In Colombia, this is a common experience. People who put themselves forward in civic society to stand up for human rights face the prospect of arrest, death threats and murder. With progress in peace discussions between FARC rebels and the Government, some political prisoners, such as Huber, have been released. However, he faces the continuing threat of re-arrest as not all charges have been dropped.
While I was in Colombia, I met Dr Miguel Angel Beltran, an academic at the university in Bogota. Dr Beltran had, previously, been exiled due to death threats against his family and himself. When he returned to Colombia Dr Beltran faced dismissal proceedings from his job. When we met him he was fighting this. Subsequently, he was arrested also. An international campaign was run by Amnesty International for his release. I enlisted the help of former Tánaiste, Eamon Gilmore, who is an EU envoy to Colombia. Dr Beltran was released also this year and I am grateful to Eamon Gilmore for his assistance.
Although peace is in progress in Colombia, the killing of human rights defenders goes on. Indeed, after the dismantling of some right-wing militias some years ago, the killing by right-wing death squads got worse and many former militants drifted into the twilight world of narco terrorism.
It was an honour and privilege to meet finally with Huber Ballesteros at the ICTU Biennial Delegate Conference in Belfast in July. He and his colleagues are a true inspiration and offer proof that no matter the repercussion, the human spirit longs for freedom and dignity. In Colombia, the killings continue but people keep coming forward to demand a better society no matter the risk. It is humbling and uplifting to witness it.
When the conference concluded, delegates went home, safe in the freedoms that we enjoy. Huber Ballesteros returned to Colombia to resume the struggle for all Colombians to have the rights to safety, freedom and a decent standard of living.
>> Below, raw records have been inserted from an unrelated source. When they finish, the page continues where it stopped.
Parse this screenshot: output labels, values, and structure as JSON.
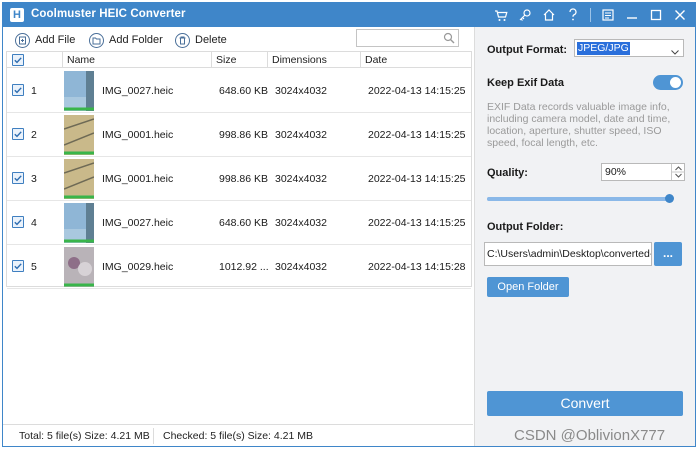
{
  "app": {
    "title": "Coolmuster HEIC Converter",
    "logo_letter": "H"
  },
  "titlebar_icons": [
    "cart-icon",
    "key-icon",
    "home-icon",
    "help-icon",
    "feedback-icon",
    "minimize-icon",
    "maximize-icon",
    "close-icon"
  ],
  "toolbar": {
    "add_file": "Add File",
    "add_folder": "Add Folder",
    "delete": "Delete",
    "search_placeholder": ""
  },
  "table": {
    "headers": {
      "name": "Name",
      "size": "Size",
      "dimensions": "Dimensions",
      "date": "Date"
    },
    "rows": [
      {
        "index": "1",
        "name": "IMG_0027.heic",
        "size": "648.60 KB",
        "dimensions": "3024x4032",
        "date": "2022-04-13 14:15:25",
        "checked": true,
        "thumb": "sky"
      },
      {
        "index": "2",
        "name": "IMG_0001.heic",
        "size": "998.86 KB",
        "dimensions": "3024x4032",
        "date": "2022-04-13 14:15:25",
        "checked": true,
        "thumb": "sand"
      },
      {
        "index": "3",
        "name": "IMG_0001.heic",
        "size": "998.86 KB",
        "dimensions": "3024x4032",
        "date": "2022-04-13 14:15:25",
        "checked": true,
        "thumb": "sand"
      },
      {
        "index": "4",
        "name": "IMG_0027.heic",
        "size": "648.60 KB",
        "dimensions": "3024x4032",
        "date": "2022-04-13 14:15:25",
        "checked": true,
        "thumb": "sky"
      },
      {
        "index": "5",
        "name": "IMG_0029.heic",
        "size": "1012.92 ...",
        "dimensions": "3024x4032",
        "date": "2022-04-13 14:15:28",
        "checked": true,
        "thumb": "cat"
      }
    ]
  },
  "status": {
    "total": "Total: 5 file(s) Size: 4.21 MB",
    "checked": "Checked: 5 file(s) Size: 4.21 MB"
  },
  "panel": {
    "output_format_label": "Output Format:",
    "output_format_value": "JPEG/JPG",
    "keep_exif_label": "Keep Exif Data",
    "keep_exif_on": true,
    "exif_description": "EXIF Data records valuable image info, including camera model, date and time, location, aperture, shutter speed, ISO speed, focal length, etc.",
    "quality_label": "Quality:",
    "quality_value": "90%",
    "quality_fraction": 0.98,
    "output_folder_label": "Output Folder:",
    "output_folder_path": "C:\\Users\\admin\\Desktop\\converted-",
    "browse_label": "...",
    "open_folder": "Open Folder",
    "convert": "Convert"
  },
  "colors": {
    "accent": "#3f86c9",
    "button": "#4f95d4",
    "panel_bg": "#f1f2f4"
  },
  "watermark": "CSDN @OblivionX777"
}
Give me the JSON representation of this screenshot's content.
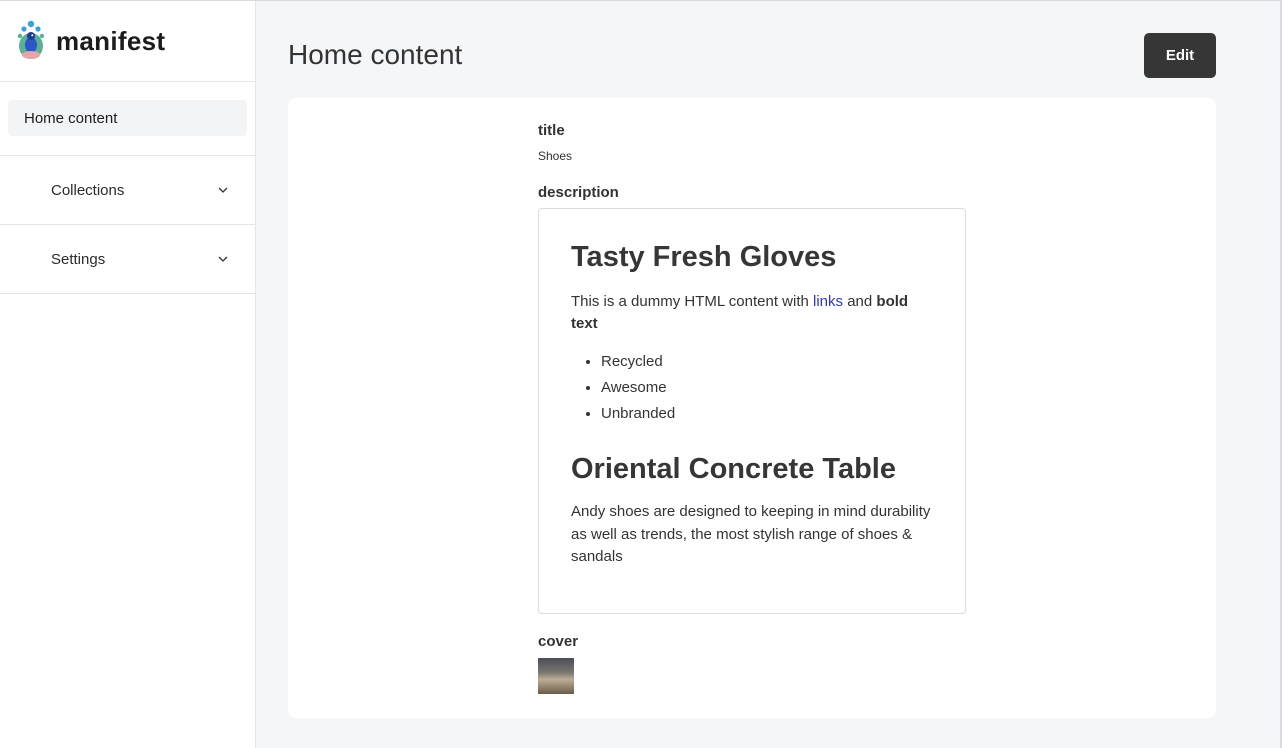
{
  "brand": {
    "name": "manifest",
    "logo_icon": "peacock-logo-icon"
  },
  "sidebar": {
    "active_item": "Home content",
    "groups": [
      {
        "label": "Collections",
        "icon": "chevron-down-icon"
      },
      {
        "label": "Settings",
        "icon": "chevron-down-icon"
      }
    ]
  },
  "main": {
    "title": "Home content",
    "edit_label": "Edit",
    "fields": {
      "title_label": "title",
      "title_value": "Shoes",
      "description_label": "description",
      "cover_label": "cover"
    },
    "description": {
      "heading1": "Tasty Fresh Gloves",
      "p1_prefix": "This is a dummy HTML content with ",
      "p1_link": "links",
      "p1_middle": " and ",
      "p1_bold": "bold text",
      "list": [
        "Recycled",
        "Awesome",
        "Unbranded"
      ],
      "heading2": "Oriental Concrete Table",
      "p2": "Andy shoes are designed to keeping in mind durability as well as trends, the most stylish range of shoes & sandals"
    }
  },
  "colors": {
    "button_bg": "#363636",
    "link": "#2b3bbd",
    "page_bg": "#f5f6f8"
  }
}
I said when I left Colombia that if I ever returned, I hoped that it would be to a country transformed. Huber Ballesteros, Miguel Angel Beltran and many, many others give me a basis for that hope.
HASTA LA VICTORIA SIEMPRE!
VIVA LA GENTE DE COLOMBIA!